Zombies, Man, They Really Creep Me Out


There's not really any question that zombie movies reflect left-leaning politics. Still, this article by the The American Prospect's Paul Waldman leaves something to be desired:

But most important, what ensures survival in a zombie story are the progressive ideals of common cause and collective action. A small group of people from varying backgrounds are thrust together and find that they can transcend their differences of age, race, and gender (the typical band of survivors is a veritable United Nations of cultural diversity). They come to understand that if they're going to get out of this with their brains kept securely housed in their skulls and not travelling down some zombie's gullet, they've got to act as though they're all in it together. Surviving the tide of zombies requires community and mutual responsibility. What could be more progressive than that?

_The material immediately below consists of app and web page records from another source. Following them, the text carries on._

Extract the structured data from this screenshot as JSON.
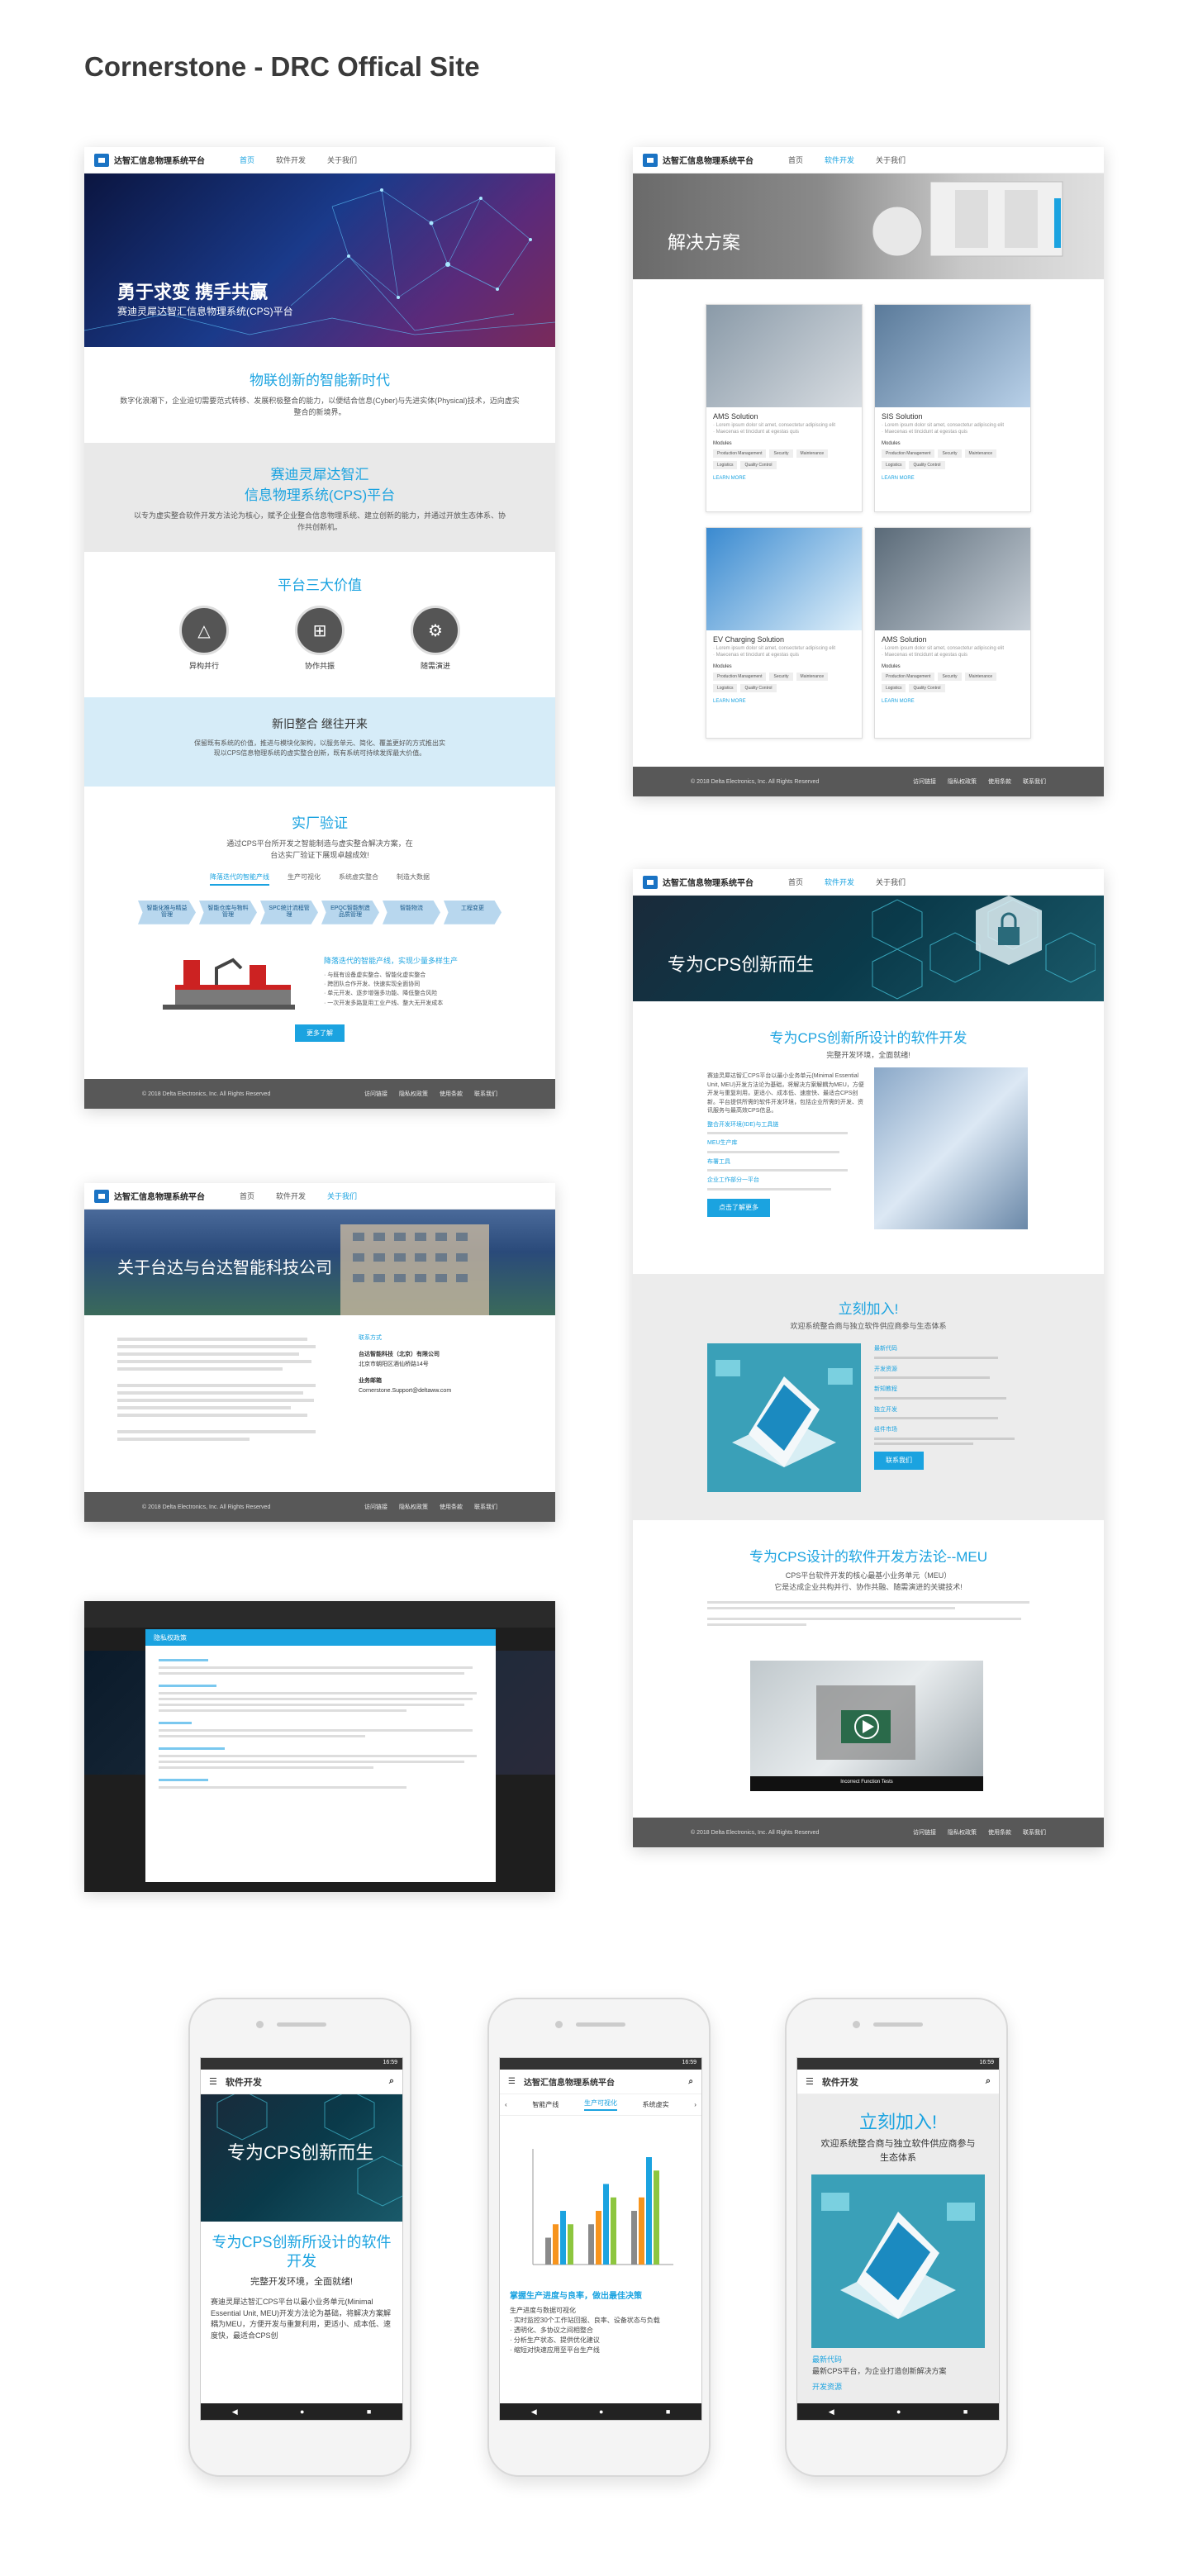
{
  "page": {
    "title": "Cornerstone - DRC Offical Site"
  },
  "common": {
    "brand": "达智汇信息物理系统平台",
    "nav": [
      "首页",
      "软件开发",
      "关于我们"
    ],
    "copyright": "© 2018 Delta Electronics, Inc. All Rights Reserved",
    "footer_links": [
      "访问链接",
      "隐私权政策",
      "使用条款",
      "联系我们"
    ]
  },
  "home": {
    "hero_title": "勇于求变  携手共赢",
    "hero_sub": "赛迪灵犀达智汇信息物理系统(CPS)平台",
    "s1_title": "物联创新的智能新时代",
    "s1_text": "数字化浪潮下，企业迫切需要范式转移、发展积极整合的能力，以便结合信息(Cyber)与先进实体(Physical)技术，迈向虚实整合的新境界。",
    "s2_title_a": "赛迪灵犀达智汇",
    "s2_title_b": "信息物理系统(CPS)平台",
    "s2_text": "以专为虚实整合软件开发方法论为核心，赋予企业整合信息物理系统、建立创新的能力，并通过开放生态体系、协作共创新机。",
    "s3_title": "平台三大价值",
    "values": [
      {
        "icon": "triangle-icon",
        "label": "异构并行"
      },
      {
        "icon": "flow-icon",
        "label": "协作共振"
      },
      {
        "icon": "gear-icon",
        "label": "随需演进"
      }
    ],
    "s4_title": "新旧整合 继往开来",
    "s4_text": "保留既有系统的价值，推进与模块化架构，以服务单元、简化、覆盖更好的方式推出实现以CPS信息物理系统的虚实整合创新，既有系统可持续发挥最大价值。",
    "s5_title": "实厂验证",
    "s5_text": "通过CPS平台所开发之智能制造与虚实整合解决方案，在台达实厂验证下展现卓越成效!",
    "tabs": [
      "降落迭代的智能产线",
      "生产可视化",
      "系统虚实整合",
      "制造大数据"
    ],
    "chevrons": [
      "智能化推与精益管理",
      "智能仓库与物料管理",
      "SPC统计流程管理",
      "EPQC智能制造品质管理",
      "智能物流",
      "工程变更"
    ],
    "case_title": "降落迭代的智能产线，实现少量多样生产",
    "case_text": "· 与既有设备虚实整合、智能化虚实整合\n· 跨团队合作开发、快速实现全面协同\n· 单元开发、逐步增强多功能、降低整合风险\n· 一次开发多路复用工业产线、整大无开发成本",
    "case_btn": "更多了解"
  },
  "solutions": {
    "hero_title": "解决方案",
    "cards": [
      {
        "title": "AMS Solution",
        "desc": "· Lorem ipsum dolor sit amet, consectetur adipiscing elit\n· Maecenas et tincidunt at egestas quis",
        "modules": "Modules",
        "tags": [
          "Production Management",
          "Security",
          "Maintenance",
          "Logistics",
          "Quality Control"
        ],
        "more": "LEARN MORE"
      },
      {
        "title": "SIS Solution",
        "desc": "· Lorem ipsum dolor sit amet, consectetur adipiscing elit\n· Maecenas et tincidunt at egestas quis",
        "modules": "Modules",
        "tags": [
          "Production Management",
          "Security",
          "Maintenance",
          "Logistics",
          "Quality Control"
        ],
        "more": "LEARN MORE"
      },
      {
        "title": "EV Charging Solution",
        "desc": "· Lorem ipsum dolor sit amet, consectetur adipiscing elit\n· Maecenas et tincidunt at egestas quis",
        "modules": "Modules",
        "tags": [
          "Production Management",
          "Security",
          "Maintenance",
          "Logistics",
          "Quality Control"
        ],
        "more": "LEARN MORE"
      },
      {
        "title": "AMS Solution",
        "desc": "· Lorem ipsum dolor sit amet, consectetur adipiscing elit\n· Maecenas et tincidunt at egestas quis",
        "modules": "Modules",
        "tags": [
          "Production Management",
          "Security",
          "Maintenance",
          "Logistics",
          "Quality Control"
        ],
        "more": "LEARN MORE"
      }
    ]
  },
  "software": {
    "hero_title": "专为CPS创新而生",
    "s1_title": "专为CPS创新所设计的软件开发",
    "s1_sub": "完整开发环境，全面就绪!",
    "s1_text": "赛迪灵犀达智汇CPS平台以最小业务单元(Minimal Essential Unit, MEU)开发方法论为基础，将解决方案解耦为MEU，方便开发与重复利用，更适小、成本低、速度快、最适合CPS创新。平台提供所需的软件开发环境，包括企业所需的开发、资讯服务与最高效CPS信息。",
    "s1_links": [
      "整合开发环境(IDE)与工具链",
      "MEU生产库",
      "布署工具",
      "企业工作部分一平台"
    ],
    "s1_btn": "点击了解更多",
    "s2_title": "立刻加入!",
    "s2_sub": "欢迎系统整合商与独立软件供应商参与生态体系",
    "s2_items": [
      "最新代码",
      "开发资源",
      "新知教程",
      "独立开发",
      "组件市场"
    ],
    "s2_btn": "联系我们",
    "s3_title": "专为CPS设计的软件开发方法论--MEU",
    "s3_sub_a": "CPS平台软件开发的核心最基小业务单元（MEU）",
    "s3_sub_b": "它是达成企业共构并行、协作共融、随需演进的关键技术!",
    "video_caption": "Incorrect Function Tests"
  },
  "about": {
    "hero_title": "关于台达与台达智能科技公司",
    "contact_head": "联系方式",
    "contact_company": "台达智能科技（北京）有限公司",
    "contact_addr": "北京市朝阳区酒仙桥路14号",
    "contact_email_label": "业务邮箱",
    "contact_email": "Cornerstone.Support@deltaww.com"
  },
  "modal": {
    "header": "隐私权政策"
  },
  "mobile": {
    "phone1_appbar": "软件开发",
    "phone1_hero": "专为CPS创新而生",
    "phone1_title": "专为CPS创新所设计的软件开发",
    "phone1_sub": "完整开发环境，全面就绪!",
    "phone1_text": "赛迪灵犀达智汇CPS平台以最小业务单元(Minimal Essential Unit, MEU)开发方法论为基础，将解决方案解耦为MEU，方便开发与重复利用，更适小、成本低、速度快，最适合CPS创",
    "phone2_appbar": "达智汇信息物理系统平台",
    "phone2_tabs": [
      "智能产线",
      "生产可视化",
      "系统虚实"
    ],
    "phone2_title": "掌握生产进度与良率，做出最佳决策",
    "phone2_text": "生产进度与数据可视化\n· 实时监控30个工作站回报、良率、设备状态与负载\n· 透明化、多协议之间相整合\n· 分析生产状态、提供优化建议\n· 缩短对快速应用至平台生产线",
    "phone2_chart": {
      "type": "bar",
      "series": [
        {
          "color": "#8a8a8a",
          "values": [
            2,
            3,
            4
          ]
        },
        {
          "color": "#f7941d",
          "values": [
            3,
            4,
            5
          ]
        },
        {
          "color": "#1ba3e0",
          "values": [
            4,
            6,
            8
          ]
        },
        {
          "color": "#8dc63f",
          "values": [
            3,
            5,
            7
          ]
        }
      ]
    },
    "phone3_appbar": "软件开发",
    "phone3_title": "立刻加入!",
    "phone3_sub": "欢迎系统整合商与独立软件供应商参与生态体系",
    "phone3_item": "最新代码",
    "phone3_item_text": "最新CPS平台，为企业打造创新解决方案",
    "phone3_item2": "开发资源",
    "status_time": "16:59"
  }
}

But the survivors rarely act as if they're "all in it together," as George Romero's movies make abundantly clear. The humans always turn on each other. By Land of the Dead, Romero was basically rooting for the zombies.

For a far more sophisticated and convincing take on the mostly left-wing politics of zombie cinema, look no further than Tim Cavanaugh's Reason classic "We the Living Dead":

From Night of the Living Dead to Homecoming (in which dead Iraq war veterans return from the grave to vote against the war), the zombie movie has been among the most consistently political forms in American popular culture. The politics tend to lean left, but zombie entertainment approaches a level of discontent more elemental than mere anti-capitalism or shopping mall burlesque. Apocalyptic and piously disdainful of the carnal realities of human life, zombie cinema is a shocking, uproarious meditation on the nature of death—on what, if anything, we owe to the dead.